There's a reason there's an entire industry dedicated to baby (or should I say, parent) sleep. When you're not getting much, it can really ruin your life. As a first-time mum, I expected to be woken at night. A lot. What caught me off guard was that no matter how hard I tried, sometimes my newborn would not go back to sleep in his bassinet despite my best efforts to do the feed-burp-swaddle-rock-bounce-transfer when asleep. Turns out, my baby didn't listen in parenting class. How rude. Naturally, I did what every new mum does and spent many a wakeful night Googling "How long can you survive on two hours broken sleep?" before discovering I should have been dead the week before. Whoops.
During the day, things weren't much better. "Sleep when the baby sleeps" was redundant as my dear little boy did not enjoy napping anywhere but on Mum and Dad, making it difficult to make the most out of nap time. My plan to spend maternity leave walking along the beachfront while baby napped in the pram (LOL, AS IF!) was swiftly replaced as I quickly dumped all expectations and just did what worked for our family.
Now, bub is three months old and I can confidently say I made it through the fourth trimester. High fives to me. If you've just given birth, or are struggling with your baby's sleep cycle, read on. These tips might just save your life.
1. Educate yourself on normal infant behaviour.
Setting realistic expectations about how your baby should sleep, based on their biological capabilities, is half the battle.

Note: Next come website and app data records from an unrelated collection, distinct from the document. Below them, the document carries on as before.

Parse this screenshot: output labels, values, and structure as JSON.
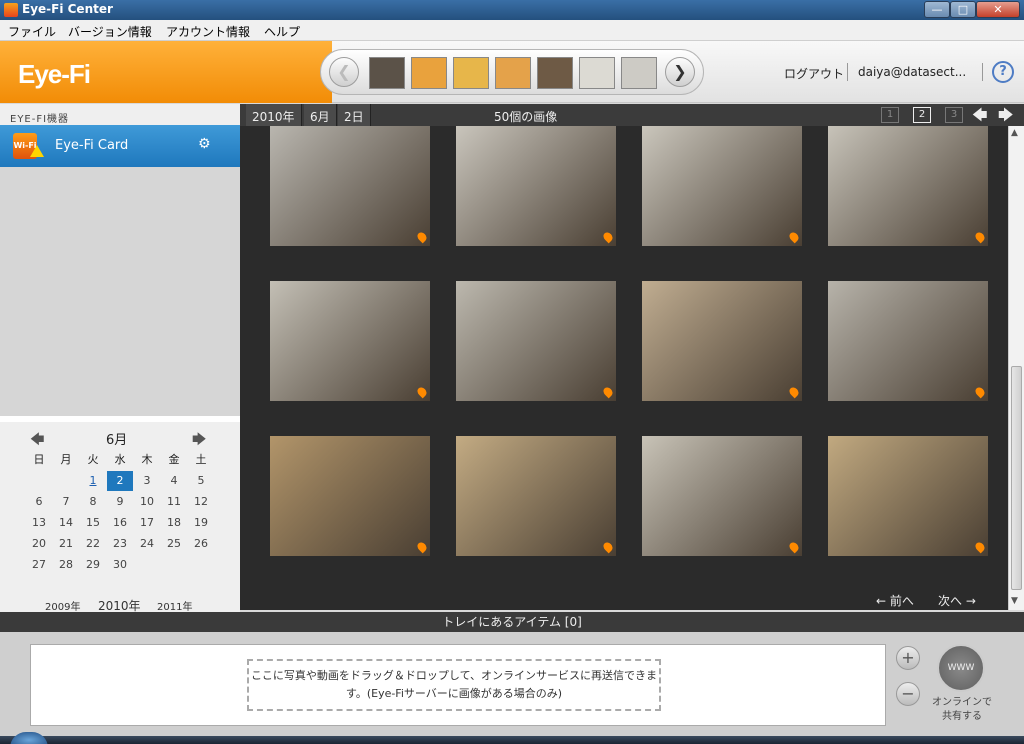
{
  "window": {
    "title": "Eye-Fi Center"
  },
  "menu": [
    "ファイル",
    "バージョン情報",
    "アカウント情報",
    "ヘルプ"
  ],
  "header": {
    "logo": "Eye-Fi",
    "logout": "ログアウト",
    "account": "daiya@datasect...",
    "help": "?"
  },
  "strip_thumbs": [
    "#5b5248",
    "#e9a23d",
    "#e7b64a",
    "#e4a24a",
    "#6e5a45",
    "#dcdad3",
    "#cdcbc5"
  ],
  "sidebar": {
    "heading": "EYE-FI機器",
    "device_name": "Eye-Fi Card",
    "device_icon_text": "Wi-Fi"
  },
  "calendar": {
    "month": "6月",
    "weekdays": [
      "日",
      "月",
      "火",
      "水",
      "木",
      "金",
      "土"
    ],
    "days": [
      [
        "",
        "",
        "1",
        "2",
        "3",
        "4",
        "5"
      ],
      [
        "6",
        "7",
        "8",
        "9",
        "10",
        "11",
        "12"
      ],
      [
        "13",
        "14",
        "15",
        "16",
        "17",
        "18",
        "19"
      ],
      [
        "20",
        "21",
        "22",
        "23",
        "24",
        "25",
        "26"
      ],
      [
        "27",
        "28",
        "29",
        "30",
        "",
        "",
        ""
      ]
    ],
    "linked_day": "1",
    "selected_day": "2",
    "years": [
      "2009年",
      "2010年",
      "2011年"
    ]
  },
  "toolbar": {
    "year": "2010年",
    "month": "6月",
    "day": "2日",
    "count": "50個の画像",
    "pages": [
      "1",
      "2",
      "3"
    ],
    "current_page": "2"
  },
  "photos": [
    [
      "#b9b6af",
      "#c9c5bc",
      "#cac6bc",
      "#c7c3b9"
    ],
    [
      "#c3bfb5",
      "#bcb8ae",
      "#c0ad91",
      "#b7b3aa"
    ],
    [
      "#b2956a",
      "#c3ab83",
      "#c8c3b7",
      "#c1a980"
    ]
  ],
  "pager": {
    "prev": "← 前へ",
    "next": "次へ →"
  },
  "tray": {
    "heading": "トレイにあるアイテム [0]",
    "drop_line1": "ここに写真や動画をドラッグ＆ドロップして、オンラインサービスに再送信できま",
    "drop_line2": "す。(Eye-Fiサーバーに画像がある場合のみ)",
    "share_label1": "オンラインで",
    "share_label2": "共有する"
  }
}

Once you understand what's normal, it's far easier to devise strategies to cope. As baby sleep is a money-making industry, it's important to research tips and advice from qualified experts, not from popular "sleep trainers" whose sole business is to make money from "fixing" sleep "problems". The three best books I read were, "The Gentle Sleep Book" by Sarah Ockwell-Smith, "Sweet Sleep: Nighttime and Naptime Strategies for the Breastfeeding Family" by La Leche League International, and "Your Cherished Baby" by Dr. Howard Chilton . (All are available as e-books, so you can read on your iPhone while baby feeds.) They encouraged me to follow my instincts rather than the rules of a parenting book, which really is the best advice a new parent can get, especially when it comes to sleep. In a nutshell, it is normal for your baby to always want to be in contact with you. Don't fight it, and they will sleep.
2. Consider co-sleeping.
Due to the risk of Sudden Infant Death Syndrome (SIDS) , new parents are taught to never share their bed with their baby. This is problematic, as it prevents low-risk parents learning how to do it safely. Like any rule-abiding new parent, I kept my baby out of my bed. This meant I too did not spend much time in there, and ended up falling into a micro-sleep while feeding on the couch at 4 a.m. Obviously, this was not sustainable, so I began researching how to co-sleep safely and was relieved to discover that if following The Safe Sleep Seven guidelines, the SIDS risk is minimal. As a non-smoking, sober, breastfeeding mother to an unswaddled newborn, I brought my son into bed and never looked back. I could feed lying down (!!!) and my baby slept (double!!!), which meant everyone got more sleep — except my partner, who preferred to sleep on the couch. Sorry, bébé.